Conflict minerals

Of the 3TG facilities reported to Hewlett Packard Enterprise in 2016, 90% are Conflict-Free Smelter Program compliant, in process to become compliant, and/or are reasonably believed to provide only conflict minerals from recycled or scrap sources or to source conflict minerals from outside the Covered Countries.

 

The exploitation of natural resources in the Democratic Republic of Congo (DRC) to fund groups engaged in extreme violence and human rights atrocities has resulted in international concern and calls for action. Behavior of particular concern has been linked to the extraction of natural resources that are mineral precursors of the metals tantalum, tin, tungsten, and gold (3TG) - known as “conflict minerals.”

3TG metals are found in relatively small amounts in virtually all Hewlett Packard Enterprise electronic products. The possibility that the manufacture of our products might be connected to the funding of armed conflict is unacceptable to us. We continue to work toward ensuring 3TG used in our supply chain is not associated with conflict in the DRC.

Hewlett Packard Enterprise's Conflict Minerals Report for calendar year 2016 includes a list of smelters reported to us regardless of whether or not they source from the DRC and adjoining countries. This report continues our policy of supply chain transparency, highlights the smelters that are validated as compliant with the CFSP or are working to become CFSP compliant and we use the information on smelters that have unknown 3TG sourcing to encourage directly or through our supply chain for those smelters to become CFSP compliant.

Eliminating risk associated with conflict from our supply chain

We are taking steps to identify and advance the use of DRC conflict free1 minerals in our supply chain. We require each of our suppliers to begin transitioning all of their tantalum, tin, tungsten, and gold supply chains to Conflict-Free Smelters or encouraging their current smelters to participate in the Conflict-Free Smelter Program through direct engagement. Consistent with our disclosure for calendar year 2015, all tantalum smelters reported to be in the supply chain were compliant with the Conflict-Free Smelter Program in 2016.

Hewlett Packard Enterprise Progress in 2016

In 2016, Hewlett Packard Enterprise obtained sourcing information from 3TG production suppliers estimated to represent more than 98% of its 3TG production procurement spend and 84% of smelters reported by Hewlett Packard Enterprise’s supply chain are CFSP compliant or in process to become compliant.

Status of 3TG smelters or refiners reported in Hewlett Packard Enterprise's supply chain

Total

Progress toward DRC Conflict Free

Percentage

Tantalum

44

44

100%

 

Tin

80

74

93%

Tungsten

46

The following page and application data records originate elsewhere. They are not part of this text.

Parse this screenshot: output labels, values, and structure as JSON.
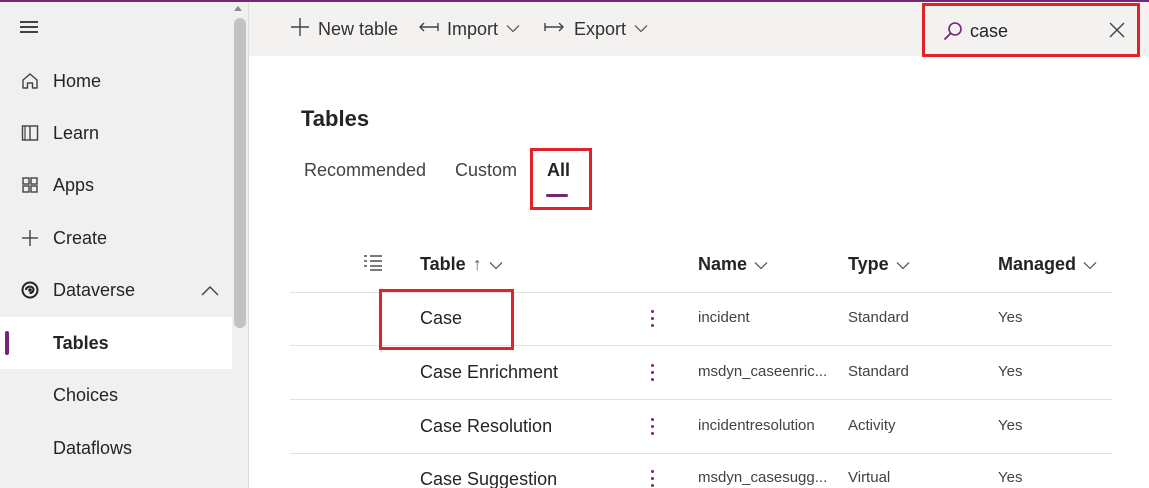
{
  "brand_color": "#742774",
  "highlight_color": "#e3212b",
  "sidebar": {
    "menu_icon": "hamburger-icon",
    "items": [
      {
        "label": "Home",
        "icon": "home-icon"
      },
      {
        "label": "Learn",
        "icon": "book-icon"
      },
      {
        "label": "Apps",
        "icon": "apps-icon"
      },
      {
        "label": "Create",
        "icon": "plus-icon"
      },
      {
        "label": "Dataverse",
        "icon": "dataverse-icon",
        "expanded": true
      },
      {
        "label": "Tables",
        "active": true
      },
      {
        "label": "Choices"
      },
      {
        "label": "Dataflows"
      }
    ]
  },
  "commandbar": {
    "new_table": "New table",
    "import": "Import",
    "export": "Export"
  },
  "search": {
    "value": "case"
  },
  "main": {
    "title": "Tables",
    "tabs": [
      {
        "label": "Recommended"
      },
      {
        "label": "Custom"
      },
      {
        "label": "All",
        "selected": true
      }
    ],
    "columns": {
      "table": "Table",
      "table_sort": "↑",
      "name": "Name",
      "type": "Type",
      "managed": "Managed"
    },
    "rows": [
      {
        "table": "Case",
        "name": "incident",
        "type": "Standard",
        "managed": "Yes"
      },
      {
        "table": "Case Enrichment",
        "name": "msdyn_caseenric...",
        "type": "Standard",
        "managed": "Yes"
      },
      {
        "table": "Case Resolution",
        "name": "incidentresolution",
        "type": "Activity",
        "managed": "Yes"
      },
      {
        "table": "Case Suggestion",
        "name": "msdyn_casesugg...",
        "type": "Virtual",
        "managed": "Yes"
      }
    ]
  }
}
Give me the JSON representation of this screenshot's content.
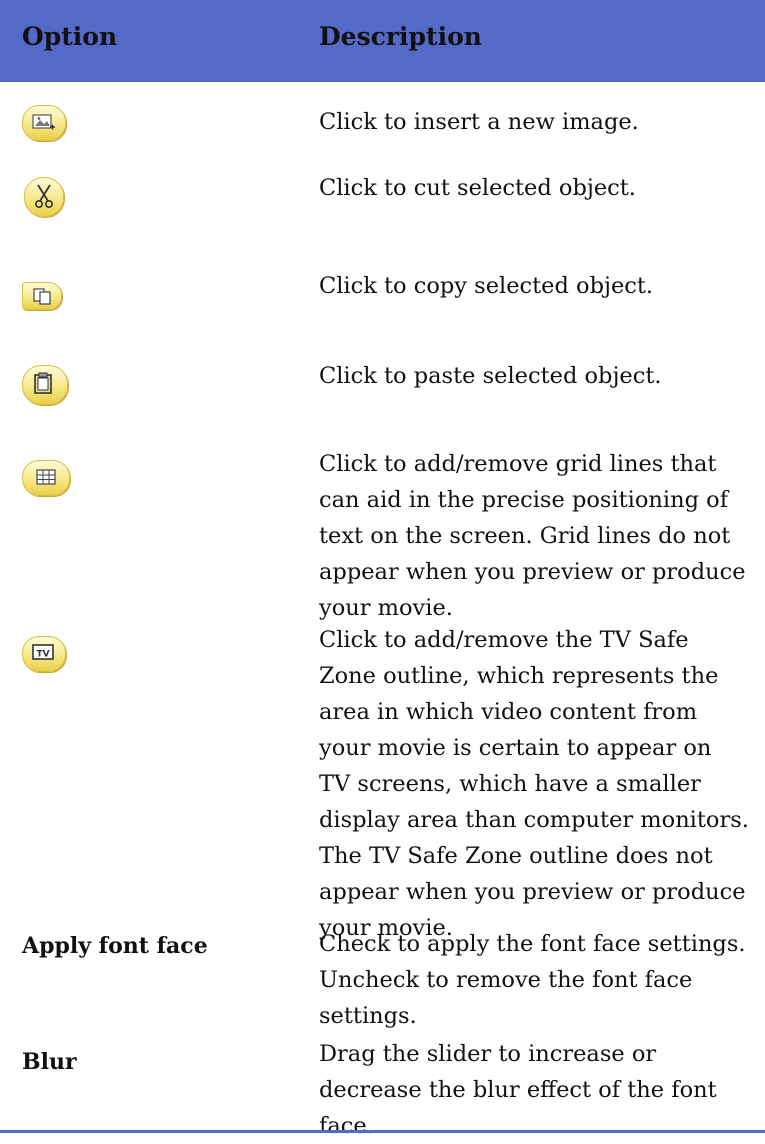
{
  "header": {
    "option_label": "Option",
    "description_label": "Description"
  },
  "rows": [
    {
      "icon": "insert-image-icon",
      "description": "Click to insert a new image."
    },
    {
      "icon": "cut-icon",
      "description": "Click to cut selected object."
    },
    {
      "icon": "copy-icon",
      "description": "Click to copy selected object."
    },
    {
      "icon": "paste-icon",
      "description": "Click to paste selected object."
    },
    {
      "icon": "grid-lines-icon",
      "description": "Click to add/remove grid lines that can aid in the precise positioning of text on the screen. Grid lines do not appear when you preview or produce your movie."
    },
    {
      "icon": "tv-safe-zone-icon",
      "description": "Click to add/remove the TV Safe Zone outline, which represents the area in which video content from your movie is certain to appear on TV screens, which have a smaller display area than computer monitors. The TV Safe Zone outline does not appear when you preview or produce your movie."
    },
    {
      "option": "Apply font face",
      "description": "Check to apply the font face settings. Uncheck to remove the font face settings."
    },
    {
      "option": "Blur",
      "description": "Drag the slider to increase or decrease the blur effect of the font face."
    }
  ],
  "colors": {
    "header_bg": "#5569c9",
    "icon_yellow": "#f7e98a"
  }
}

43

93%

Gold

135

114

84%

Total

305

275

90%

  • Compliant refers to 3TG facilities that are listed by CFSI as (a) compliant with Conflict-Free Smelter Program protocols or (b) certified or accredited by a similar independent assessment program such as the Responsible Jewellery Council’s (RJC) Chain-of-Custody Certification Program, or the London Bullion Market Association’s (LBMA) Responsible Gold Programme.
  • In Process refers to 3TG facilities that are listed by CFSI as currently in the process of becoming Conflict-Free Smelter Program compliant.

 

 

Multi-stakeholder collaboration

Solving the problem of conflict minerals requires global collaboration. Since 2008, Hewlett Packard has worked with other businesses, nongovernmental organizations and government agencies to establish viable sources of conflict free minerals in the DRC and neighboring countries.

Hewlett-Packard Company was instrumental in establishing the CFSI, and as Hewlett Packard Enterprise we continue to be an active, engaged and contributing member (CFSI member ID: HPE), as well as participating in steering CFSI through our EICC Board of Directors seat. Additionally, we engage with Kemet Partnership for Social and Economic Sustainability, Responsible Sourcing Network’s Multi-Stakeholder Group, and the Solutions for Hope project

1.  "DRC conflict free" as defined in the U.S. Securities and Exchange Commission’s conflict minerals rule to mean products that do not contain conflict minerals that directly or indirectly finance or benefit armed groups in the DRC or an adjoining country.